Ups and Downs
I’ve not posted in a while. I missed a few days, which became a few weeks, which somehow became a few months. It’s dawned on me that time disappears rapidly when you’re not recording the passage of each day. It’s scary.
The longer I’ve spent away from here, the harder it’s been to find the right words to explain my absence. It began with having frequent blank days, the kind of days when I was mostly locked inside my head, dealing with an overwhelming emptiness, every little thing an effort. On such days there was no inclination to post a picture—although I never stopped dragging myself out to get at least that one specific photograph each day. That exercise is a bit like taking a daily pill, sometimes hard to swallow but I do so because I know it’s essential for my health. It’s become about making the effort to engage with the world. Photography is merely the vehicle.
I’ve kept on writing, in my notebook, although I catastrophically suffered the loss of one early in the summer. The stupidity surrounding that was as difficult to come to terms with as the loss of so much precious writing. It was a horrible experience and had the effect of disengaging me even further.
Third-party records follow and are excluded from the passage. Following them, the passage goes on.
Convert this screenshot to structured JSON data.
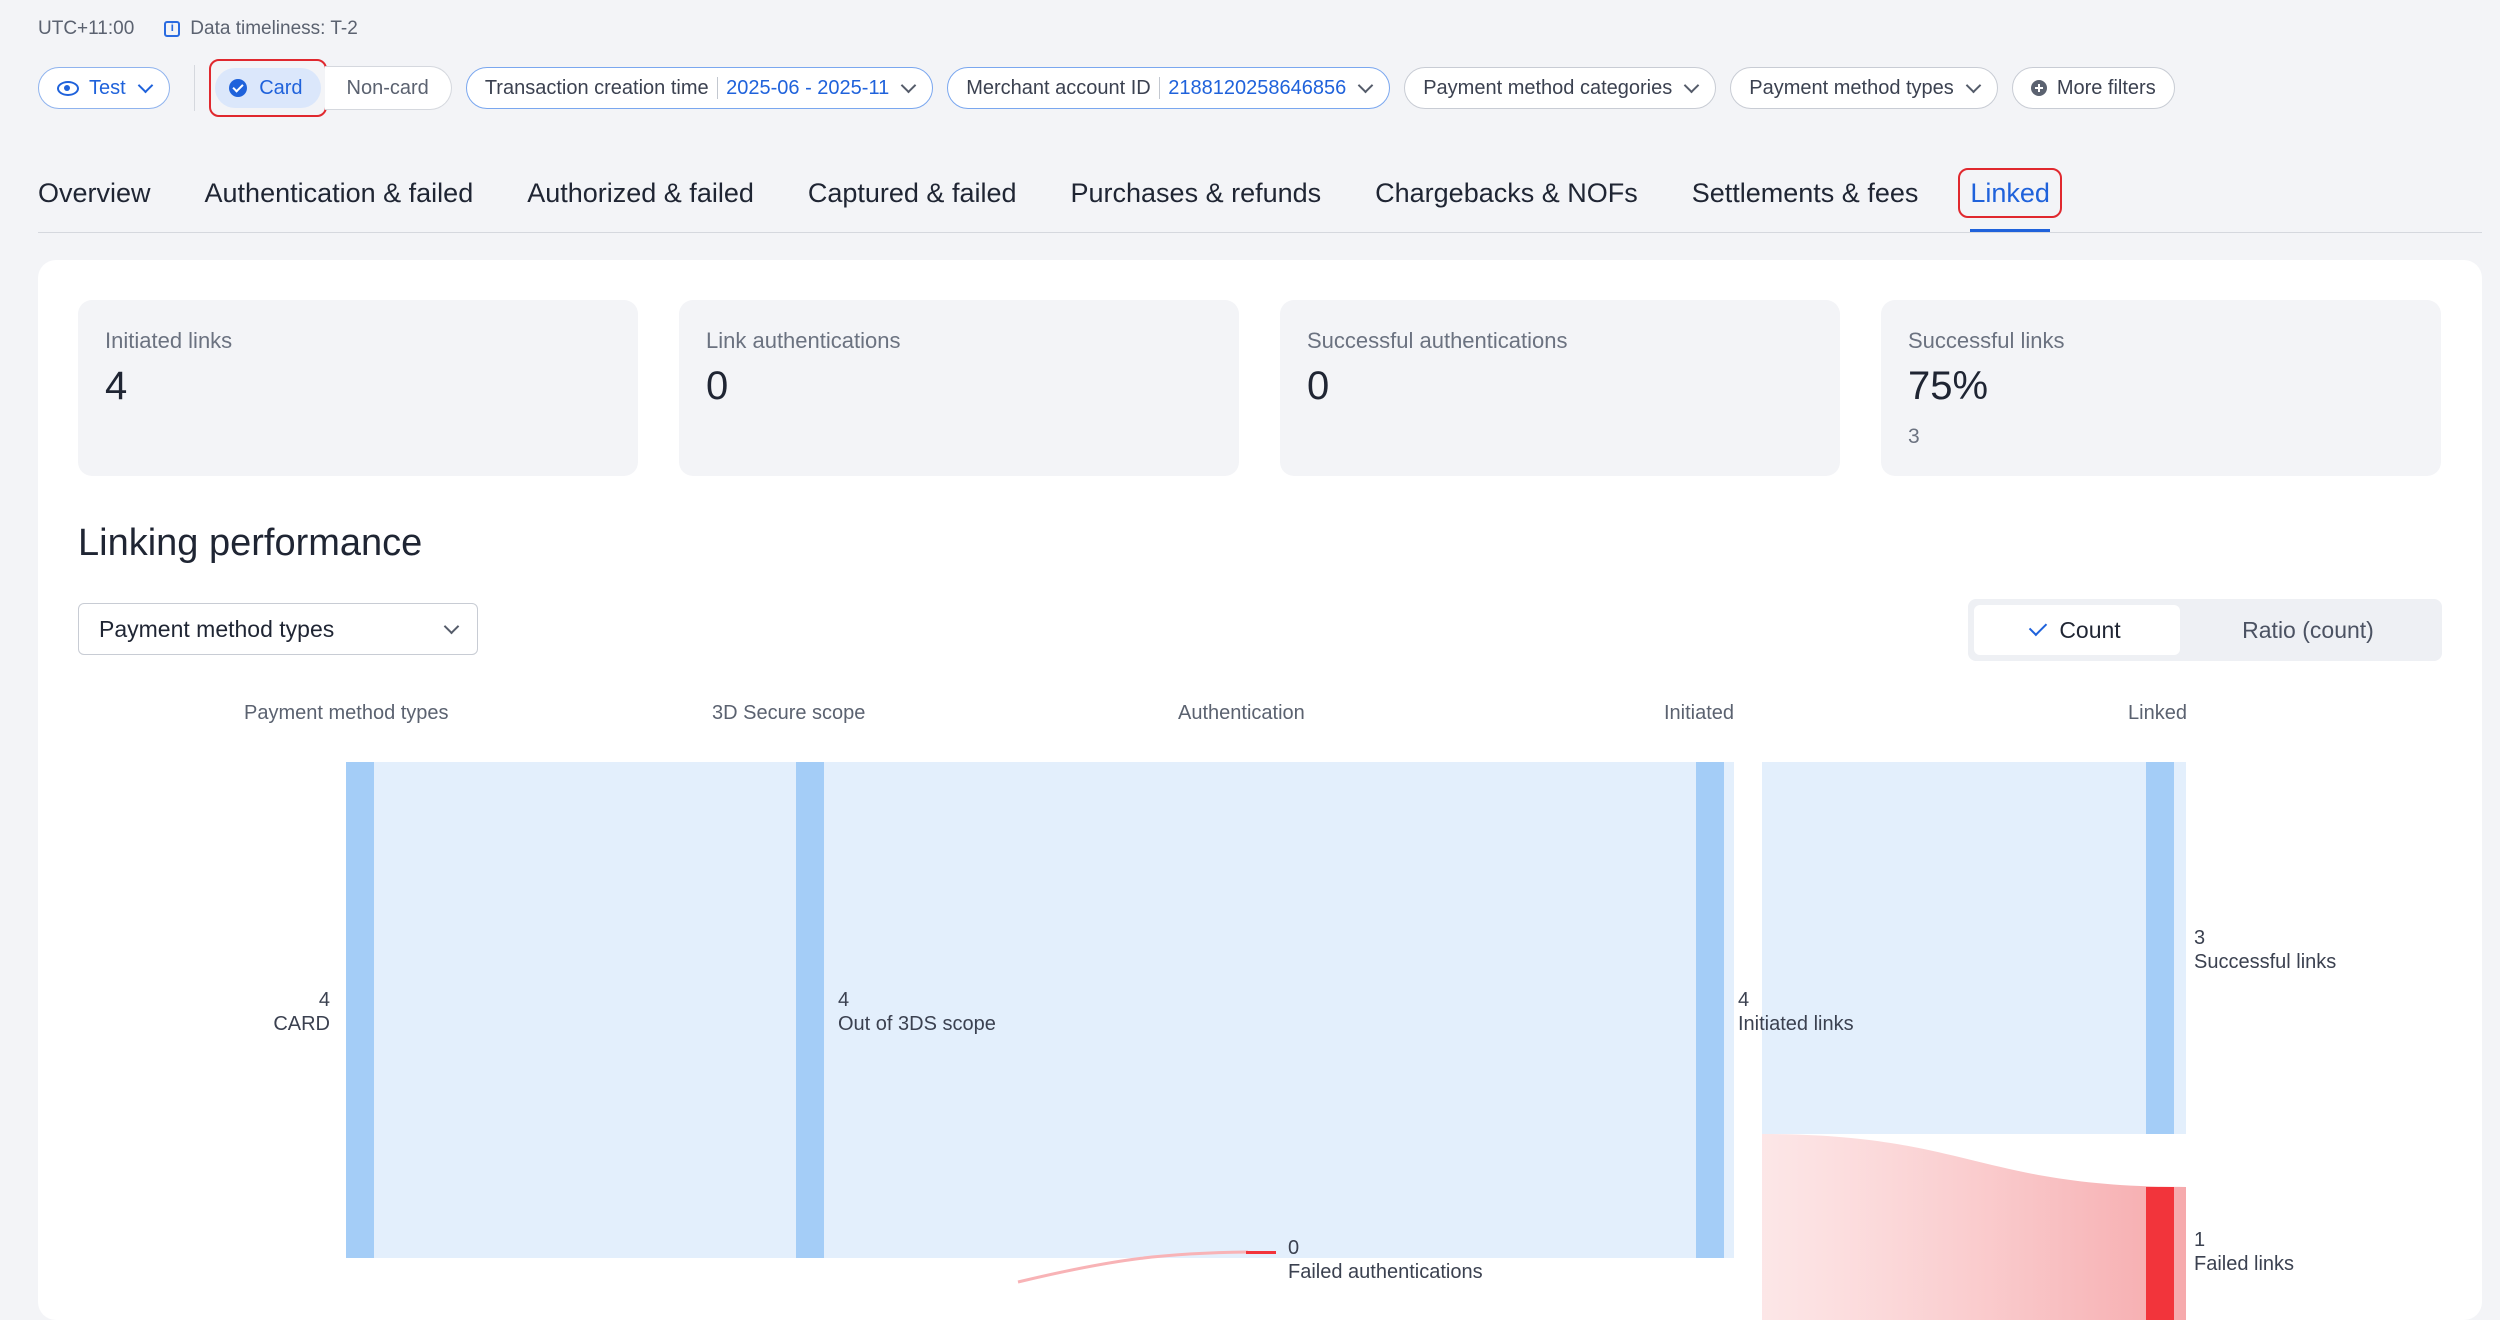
{
  "header": {
    "timezone": "UTC+11:00",
    "timeliness": "Data timeliness: T-2"
  },
  "filters": {
    "env": "Test",
    "card": "Card",
    "noncard": "Non-card",
    "time_label": "Transaction creation time",
    "time_value": "2025-06 - 2025-11",
    "merchant_label": "Merchant account ID",
    "merchant_value": "2188120258646856",
    "pm_categories": "Payment method categories",
    "pm_types": "Payment method types",
    "more": "More filters"
  },
  "tabs": [
    {
      "label": "Overview"
    },
    {
      "label": "Authentication & failed"
    },
    {
      "label": "Authorized & failed"
    },
    {
      "label": "Captured & failed"
    },
    {
      "label": "Purchases & refunds"
    },
    {
      "label": "Chargebacks & NOFs"
    },
    {
      "label": "Settlements & fees"
    },
    {
      "label": "Linked"
    }
  ],
  "kpis": [
    {
      "label": "Initiated links",
      "value": "4"
    },
    {
      "label": "Link authentications",
      "value": "0"
    },
    {
      "label": "Successful authentications",
      "value": "0"
    },
    {
      "label": "Successful links",
      "value": "75%",
      "sub": "3"
    }
  ],
  "section": {
    "title": "Linking performance",
    "dropdown": "Payment method types",
    "toggle_count": "Count",
    "toggle_ratio": "Ratio (count)"
  },
  "sankey": {
    "columns": [
      "Payment method types",
      "3D Secure scope",
      "Authentication",
      "Initiated",
      "Linked"
    ],
    "nodes": [
      {
        "value": "4",
        "label": "CARD"
      },
      {
        "value": "4",
        "label": "Out of 3DS scope"
      },
      {
        "value": "0",
        "label": "Failed authentications"
      },
      {
        "value": "4",
        "label": "Initiated links"
      },
      {
        "value": "3",
        "label": "Successful links"
      },
      {
        "value": "1",
        "label": "Failed links"
      }
    ],
    "colors": {
      "node": "#a4cdf7",
      "flow": "#e3effc",
      "fail_node": "#f2343b",
      "fail_flow": "#f8b3b6"
    }
  }
}
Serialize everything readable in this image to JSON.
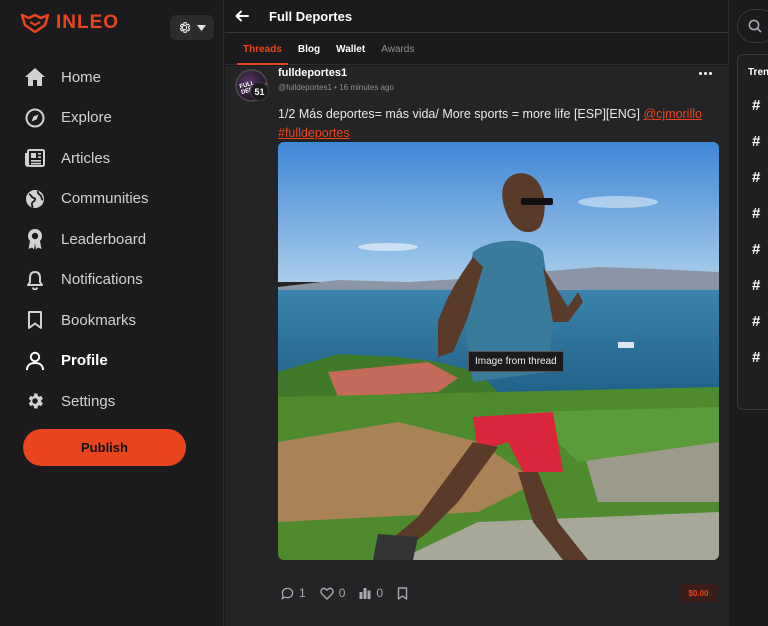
{
  "app": {
    "logo_text": "INLEO",
    "brand_color": "#e8451e"
  },
  "sidebar": {
    "items": [
      {
        "label": "Home",
        "icon": "home-icon"
      },
      {
        "label": "Explore",
        "icon": "compass-icon"
      },
      {
        "label": "Articles",
        "icon": "newspaper-icon"
      },
      {
        "label": "Communities",
        "icon": "globe-icon"
      },
      {
        "label": "Leaderboard",
        "icon": "award-icon"
      },
      {
        "label": "Notifications",
        "icon": "bell-icon"
      },
      {
        "label": "Bookmarks",
        "icon": "bookmark-icon"
      },
      {
        "label": "Profile",
        "icon": "user-icon",
        "active": true
      },
      {
        "label": "Settings",
        "icon": "gear-icon"
      }
    ],
    "publish_label": "Publish"
  },
  "header": {
    "title": "Full Deportes"
  },
  "tabs": [
    {
      "label": "Threads",
      "active": true
    },
    {
      "label": "Blog"
    },
    {
      "label": "Wallet"
    },
    {
      "label": "Awards",
      "muted": true
    }
  ],
  "post": {
    "author": "fulldeportes1",
    "handle": "@fulldeportes1",
    "time": "16 minutes ago",
    "reputation": "51",
    "avatar_text": "FULL DEPORTES",
    "text": "1/2 Más deportes= más vida/ More sports = more life [ESP][ENG] ",
    "mention": "@cjmorillo",
    "hashtag": "#fulldeportes",
    "image_tooltip": "Image from thread",
    "comments": "1",
    "likes": "0",
    "votes": "0",
    "payout": "$0.00"
  },
  "right": {
    "trending_title": "Trending"
  }
}
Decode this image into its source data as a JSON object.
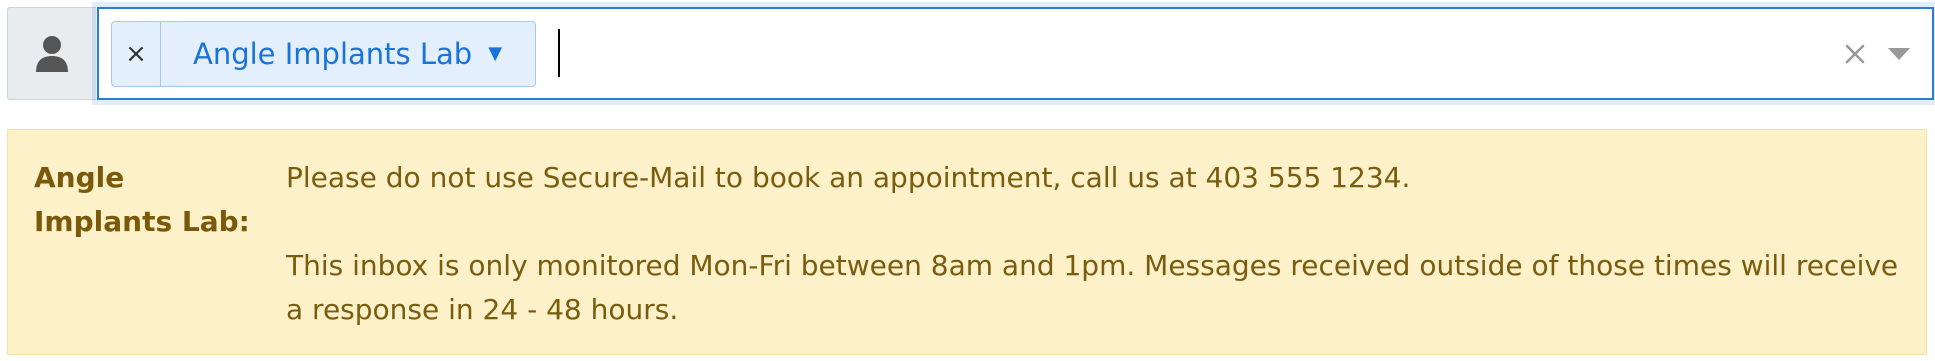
{
  "recipient": {
    "selected_chip": {
      "label": "Angle Implants Lab",
      "remove_glyph": "×",
      "caret_glyph": "▼"
    },
    "input_value": "",
    "icons": {
      "addon": "user-icon",
      "clear": "clear-icon",
      "dropdown": "chevron-down-icon"
    },
    "colors": {
      "focus_border": "#2b7cd3",
      "chip_text": "#1a73d9",
      "chip_bg": "#e3effc"
    }
  },
  "notice": {
    "title": "Angle Implants Lab:",
    "paragraphs": [
      "Please do not use Secure-Mail to book an appointment, call us at 403 555 1234.",
      "This inbox is only monitored Mon-Fri between 8am and 1pm.  Messages received outside of those times will receive a response in 24 - 48 hours."
    ],
    "colors": {
      "background": "#fcf1c9",
      "text": "#7a5c0f"
    }
  }
}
I’m still trying to complete a certain story that insists on being told, although I fear it’s losing faith in my ability to do the job. Nonetheless, just occasionally, I come up with something that persuades me it’s not a complete waste of time. And so I carry on. The words arrive slowly, often painfully slowly, but while they do keep on coming, my writing has to be the focus of my attention, especially when energy remains in short supply,
I’ve alluded before to my physical and mental health being fragile this year. The former is relatively easy to talk about, the latter less so. There is something of a stigma attached to poor mental health: the D word. It’s also easy to feel a fraud when there’s nothing tangible to point at, nothing to present for examination other than your own inadequate words. I need to summon up no little courage to own up to my head not being right.
Following my accident, the external injuries to my fractured skull healed quickly, but the internal ones never will, not completely. It’s taken a long while to accept that fact. I’ve been in denial. All my life I’ve earned my living creating software. From beginning to end it was all about problem-solving. I was good at it. Very good indeed. But I now struggle to analyse and work through even quite simple analytical tasks. My thought gets sent down pathways that terminate in a bruised and beaten-up part of my brain that no longer works in the way it once did. It seems like magic now, the things I used to do.
That certainly applies to my period writing computer games in the 80s. I got a message the other day from someone who had tracked me down to thank me for all the pleasure I had given him as a kid. It was really touching. And people are still playing my games. It’s extraordinary. I’ve discovered that I still have fans. There are videos! All this stuff was written in assembly language, pretty much the raw code of the processor itself. I can’t even begin to think about how I did it.
I’ve been avoiding spending time on the laptop. The computer screen, as a window into the larger world, started to become a source of anxiety. It started to become my enemy. It’s rather ironic that now I’m trying to befriend it again, I can’t spend long there because of a backache I’ve developed, the first time I’ve ever suffered this kind of incapacitating pain. Yet, despite that, my head feels better than it has in months. I’m on an upswing. It does simply seem to be the way of things. Ups are followed by downs just as surely as downs are followed by ups. Huge apologies here for going AWOL for so long. It’s been a very poor show from me. I trust you understand.
For the record, this was the day that the golden era of English cricket came to an end, after a glorious reign of precisely three weeks. We lost the first Ashes test by 251 runs after having the Aussies at 122-8 mid-afternoon on the first day. It could be argued that the narrative of this match was just as extraordinary and far-fetched as that of our World Cup victory. They mirror each other, not with the result but with the ups and downs and personal drama. It’s always ups and downs—in sport as in life. In England’s victory (was it really just three weeks ago?), we saw the redemption of Ben Stokes. In Australia’s victory, it was that of Steve Smith. It was a privilege to watch them both, at the human as well as the cricketing level. Sport is at its finest when it’s not just about the sport itself.
I was in Leeds for physio and perhaps fortunate to have missed the sorry denouement. I’ve not felt emboldened to take a candid street shot for some considerable time. Of course, I checked in afterwards and the very sweet Jingyi, despite her shyness, kindly obliged my request for a portrait. The pill slipped down easily today. I always feel better for taking my medicine, particularly at those times when I least want to.